Stephenson makes remarks about Judaism that might be perceived as "anti-semitic". "...to quote Gershom Scholem's translation, 'The speech of men is connected with divine speech and all language whether heavenly or human derives from one source: the Divine Name.' The practical Kabbalists, the sorcerers, bore the title Ba'al Shem, meaning 'master of the divine name.'" This particular reading is remarkable to me. While it's true that "ba'al" does mean "master", and likewise does "shem" mean "name", there's ambiguity here, and peculiarity. Hebrew uses the prefix "ha" to denote what English considers the definite article. "Hashem" is well-known as "The Name". Orthodox Jews use it instead of speaking God's name or even attempting to render God's name. So then, the rendering of Ba'al Shem suggests more "master of a name". It's doubly peculiar because the name "Ba'al" is the name of a Palestinian demon whose worship drew ancient Israel away from the worship of God. In a sense, the Kabbalists are proclaiming the name of Ba'al. Now, granted, my Hebrew is not anywhere near good, but the consideration held my interest. Occultists rarely refrain from making their unholy nature obvious, and this lack of restraint manifests in fractals. Where some occultists may think they are being sneaky, their nature manifests in other dimensions. Often, they will announce their allegiances in symbols, because making their position obvious but indirected enables them to gaslight victims more effectively. In this manner, although "Ba'al Shem" does literally mean "master of a name", they are also invoking the name of Ba'al, whereas they religiously refuse to invoke the name of their God. I have no such compunctions about invoking the Lord my God, Yahweh Elohim. May He bless you, my reader, as He has blessed me!

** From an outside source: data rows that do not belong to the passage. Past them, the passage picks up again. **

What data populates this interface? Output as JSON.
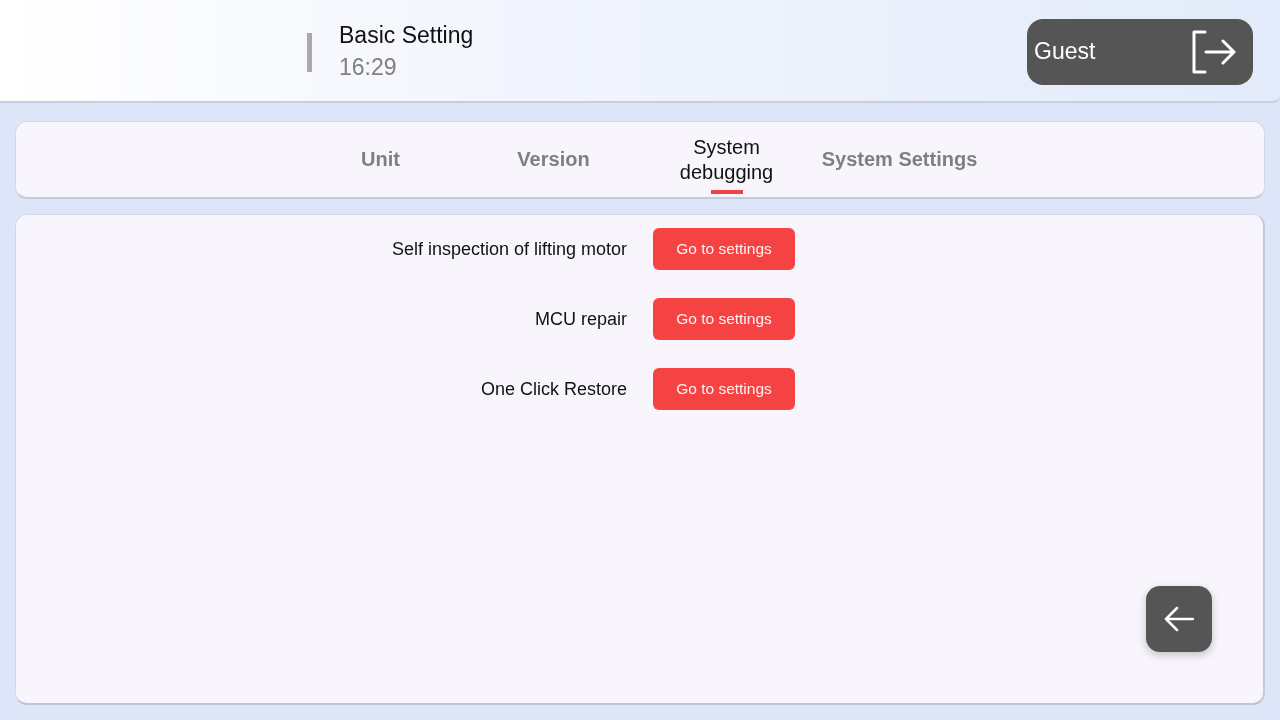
{
  "header": {
    "title": "Basic Setting",
    "time": "16:29",
    "user_button": {
      "label": "Guest"
    }
  },
  "tabs": [
    {
      "label": "Unit",
      "selected": false
    },
    {
      "label": "Version",
      "selected": false
    },
    {
      "label": "System debugging",
      "selected": true
    },
    {
      "label": "System Settings",
      "selected": false
    }
  ],
  "debug_items": [
    {
      "label": "Self inspection of lifting motor",
      "button": "Go to settings"
    },
    {
      "label": "MCU repair",
      "button": "Go to settings"
    },
    {
      "label": "One Click Restore",
      "button": "Go to settings"
    }
  ]
}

Snow Crash, as a book, while having its flaws, is also evocative enough to merit this kind of critique. The cyberpunk technologies represented are suitably spectacular. The plot is diverse and engaging. The motivations of the players are complicated, and the way the narrative plays out is unpredictable.